Seated Twist

The seated twist stretches the hip, thigh and lower back muscles to release pressure on the sciatic nerve. Start on the floor with your legs extended in front of you. If the sciatica is in your left leg, shift your weight to your right buttock and bend both legs with your knees stacked on top of each other. Turn your torso slightly to the left; use your arms for support if necessary. You should feel a stretch in your left hip and buttock. Hold this pose for up to 20 seconds, release and switch to the other side. For a more intense stretch, straighten your right leg, rest your left ankle on your right thigh and touch your left knee to the floor.

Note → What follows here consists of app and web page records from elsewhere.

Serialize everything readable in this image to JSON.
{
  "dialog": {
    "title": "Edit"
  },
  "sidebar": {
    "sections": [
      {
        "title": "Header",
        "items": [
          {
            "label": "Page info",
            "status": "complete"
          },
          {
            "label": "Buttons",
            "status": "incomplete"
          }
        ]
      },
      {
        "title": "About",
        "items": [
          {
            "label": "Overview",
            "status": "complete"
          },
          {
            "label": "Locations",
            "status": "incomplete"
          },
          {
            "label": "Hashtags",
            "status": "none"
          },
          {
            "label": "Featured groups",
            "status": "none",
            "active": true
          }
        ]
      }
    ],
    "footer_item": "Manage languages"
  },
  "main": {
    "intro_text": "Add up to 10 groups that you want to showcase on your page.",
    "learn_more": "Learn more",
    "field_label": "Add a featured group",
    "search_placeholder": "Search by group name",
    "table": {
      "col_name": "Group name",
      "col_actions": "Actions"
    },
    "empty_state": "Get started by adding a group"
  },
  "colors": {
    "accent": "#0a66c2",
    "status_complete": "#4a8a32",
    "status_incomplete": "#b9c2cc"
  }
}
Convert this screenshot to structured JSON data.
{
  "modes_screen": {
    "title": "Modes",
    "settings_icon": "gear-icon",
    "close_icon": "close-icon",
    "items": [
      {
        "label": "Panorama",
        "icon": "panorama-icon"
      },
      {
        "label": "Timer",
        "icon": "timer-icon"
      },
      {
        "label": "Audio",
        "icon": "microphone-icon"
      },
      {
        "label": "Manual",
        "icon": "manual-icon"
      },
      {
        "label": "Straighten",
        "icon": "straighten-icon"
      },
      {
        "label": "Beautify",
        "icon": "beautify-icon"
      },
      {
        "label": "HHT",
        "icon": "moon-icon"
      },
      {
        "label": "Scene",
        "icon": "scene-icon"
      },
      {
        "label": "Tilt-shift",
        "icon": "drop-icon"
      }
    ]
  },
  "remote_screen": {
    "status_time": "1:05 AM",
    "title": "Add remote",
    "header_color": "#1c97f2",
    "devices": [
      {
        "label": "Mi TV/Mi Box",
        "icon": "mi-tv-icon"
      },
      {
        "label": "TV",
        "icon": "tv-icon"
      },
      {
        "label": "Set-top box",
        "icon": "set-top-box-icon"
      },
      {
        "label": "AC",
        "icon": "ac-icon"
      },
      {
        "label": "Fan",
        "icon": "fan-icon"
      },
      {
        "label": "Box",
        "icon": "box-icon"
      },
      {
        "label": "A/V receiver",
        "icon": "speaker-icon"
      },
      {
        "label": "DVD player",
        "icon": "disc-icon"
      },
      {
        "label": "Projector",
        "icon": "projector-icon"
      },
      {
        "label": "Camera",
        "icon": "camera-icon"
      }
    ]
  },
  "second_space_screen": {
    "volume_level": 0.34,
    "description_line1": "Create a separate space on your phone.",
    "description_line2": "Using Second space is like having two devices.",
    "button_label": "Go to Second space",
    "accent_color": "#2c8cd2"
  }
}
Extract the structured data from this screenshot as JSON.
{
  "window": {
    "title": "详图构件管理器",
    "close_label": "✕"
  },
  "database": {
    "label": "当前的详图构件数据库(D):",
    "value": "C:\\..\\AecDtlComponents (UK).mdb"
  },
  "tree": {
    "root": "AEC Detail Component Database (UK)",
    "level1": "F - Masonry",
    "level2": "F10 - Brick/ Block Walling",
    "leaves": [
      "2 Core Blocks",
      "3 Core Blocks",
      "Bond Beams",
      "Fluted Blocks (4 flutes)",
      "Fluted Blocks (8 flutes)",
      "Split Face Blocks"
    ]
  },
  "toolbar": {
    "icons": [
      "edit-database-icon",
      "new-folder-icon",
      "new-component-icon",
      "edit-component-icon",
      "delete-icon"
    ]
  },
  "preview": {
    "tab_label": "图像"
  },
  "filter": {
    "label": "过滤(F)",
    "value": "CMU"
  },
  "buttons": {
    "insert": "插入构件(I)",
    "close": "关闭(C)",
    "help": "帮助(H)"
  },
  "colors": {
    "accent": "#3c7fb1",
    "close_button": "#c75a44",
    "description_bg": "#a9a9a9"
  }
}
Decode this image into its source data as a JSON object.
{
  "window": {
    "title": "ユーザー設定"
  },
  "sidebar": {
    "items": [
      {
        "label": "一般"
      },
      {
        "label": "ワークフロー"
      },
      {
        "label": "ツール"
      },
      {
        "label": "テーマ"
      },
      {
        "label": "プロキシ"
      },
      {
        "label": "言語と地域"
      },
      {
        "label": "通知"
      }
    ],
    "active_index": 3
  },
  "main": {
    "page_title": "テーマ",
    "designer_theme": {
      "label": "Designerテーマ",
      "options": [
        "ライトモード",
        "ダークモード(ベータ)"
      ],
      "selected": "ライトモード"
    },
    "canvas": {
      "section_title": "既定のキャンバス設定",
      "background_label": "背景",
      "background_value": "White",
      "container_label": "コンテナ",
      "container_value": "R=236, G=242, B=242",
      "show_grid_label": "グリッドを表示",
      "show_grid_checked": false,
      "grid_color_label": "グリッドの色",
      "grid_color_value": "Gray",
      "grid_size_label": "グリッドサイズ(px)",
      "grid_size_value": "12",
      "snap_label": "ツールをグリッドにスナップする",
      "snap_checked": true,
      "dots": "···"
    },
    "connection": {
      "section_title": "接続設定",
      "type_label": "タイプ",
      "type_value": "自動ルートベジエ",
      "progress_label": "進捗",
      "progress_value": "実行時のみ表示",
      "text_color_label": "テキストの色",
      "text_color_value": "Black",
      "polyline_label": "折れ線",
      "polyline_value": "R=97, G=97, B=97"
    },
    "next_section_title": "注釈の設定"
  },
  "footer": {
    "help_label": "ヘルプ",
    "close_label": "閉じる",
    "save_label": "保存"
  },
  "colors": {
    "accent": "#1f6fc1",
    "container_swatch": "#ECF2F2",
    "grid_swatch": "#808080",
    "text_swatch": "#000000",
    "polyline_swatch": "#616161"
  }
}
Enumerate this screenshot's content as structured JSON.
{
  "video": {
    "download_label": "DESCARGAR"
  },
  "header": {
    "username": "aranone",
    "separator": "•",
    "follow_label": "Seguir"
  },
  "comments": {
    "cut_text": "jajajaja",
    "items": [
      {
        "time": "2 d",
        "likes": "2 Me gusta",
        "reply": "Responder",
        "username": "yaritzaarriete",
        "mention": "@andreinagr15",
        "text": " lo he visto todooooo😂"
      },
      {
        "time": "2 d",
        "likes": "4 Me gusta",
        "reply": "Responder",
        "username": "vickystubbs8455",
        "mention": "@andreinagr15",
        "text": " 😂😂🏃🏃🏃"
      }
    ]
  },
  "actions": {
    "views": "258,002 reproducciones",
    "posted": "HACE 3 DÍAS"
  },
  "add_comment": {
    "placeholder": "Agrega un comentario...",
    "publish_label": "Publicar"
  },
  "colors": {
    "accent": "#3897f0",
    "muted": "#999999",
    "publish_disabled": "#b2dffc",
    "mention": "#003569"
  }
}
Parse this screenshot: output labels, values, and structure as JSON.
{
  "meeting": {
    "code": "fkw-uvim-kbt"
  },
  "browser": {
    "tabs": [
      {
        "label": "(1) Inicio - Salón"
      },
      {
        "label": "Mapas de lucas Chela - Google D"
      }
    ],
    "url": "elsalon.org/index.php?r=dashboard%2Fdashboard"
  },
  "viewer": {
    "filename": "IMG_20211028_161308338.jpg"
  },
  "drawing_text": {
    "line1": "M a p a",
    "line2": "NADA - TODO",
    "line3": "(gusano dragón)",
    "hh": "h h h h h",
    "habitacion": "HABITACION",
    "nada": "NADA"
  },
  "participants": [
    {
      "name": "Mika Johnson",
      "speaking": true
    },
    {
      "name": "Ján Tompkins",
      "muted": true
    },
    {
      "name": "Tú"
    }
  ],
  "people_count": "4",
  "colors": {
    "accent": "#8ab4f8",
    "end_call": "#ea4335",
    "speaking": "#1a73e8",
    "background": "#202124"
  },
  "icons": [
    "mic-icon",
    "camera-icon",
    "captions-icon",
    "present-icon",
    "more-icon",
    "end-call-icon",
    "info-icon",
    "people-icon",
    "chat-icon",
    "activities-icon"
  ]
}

For a less intense stretch, keep your torso facing forward and lean back slightly.

Kneeling Back Bend

The kneeling back bend extends the back to relieve pressure from a herniated disc and stretch the front of the body. Stand on your knees with your knees hip-width apart and your shins and the tops of your feet flat on the floor. Lean back so that your body makes a 45-degree angle. Reach back and place the fingers of both hands on the heels of your feet. Arch your back slightly and push your chest toward the ceiling. Your body should resemble a triangle. If you are unable to reach your heels, reach for your shins or put your hands on your lower back and arch backward.

Photo Credits:

  • Creatas Images/Creatas/Getty Images

This article reflects the views of the writer and does not necessarily reflect the views of Jillian Michaels or JillianMichaels.com.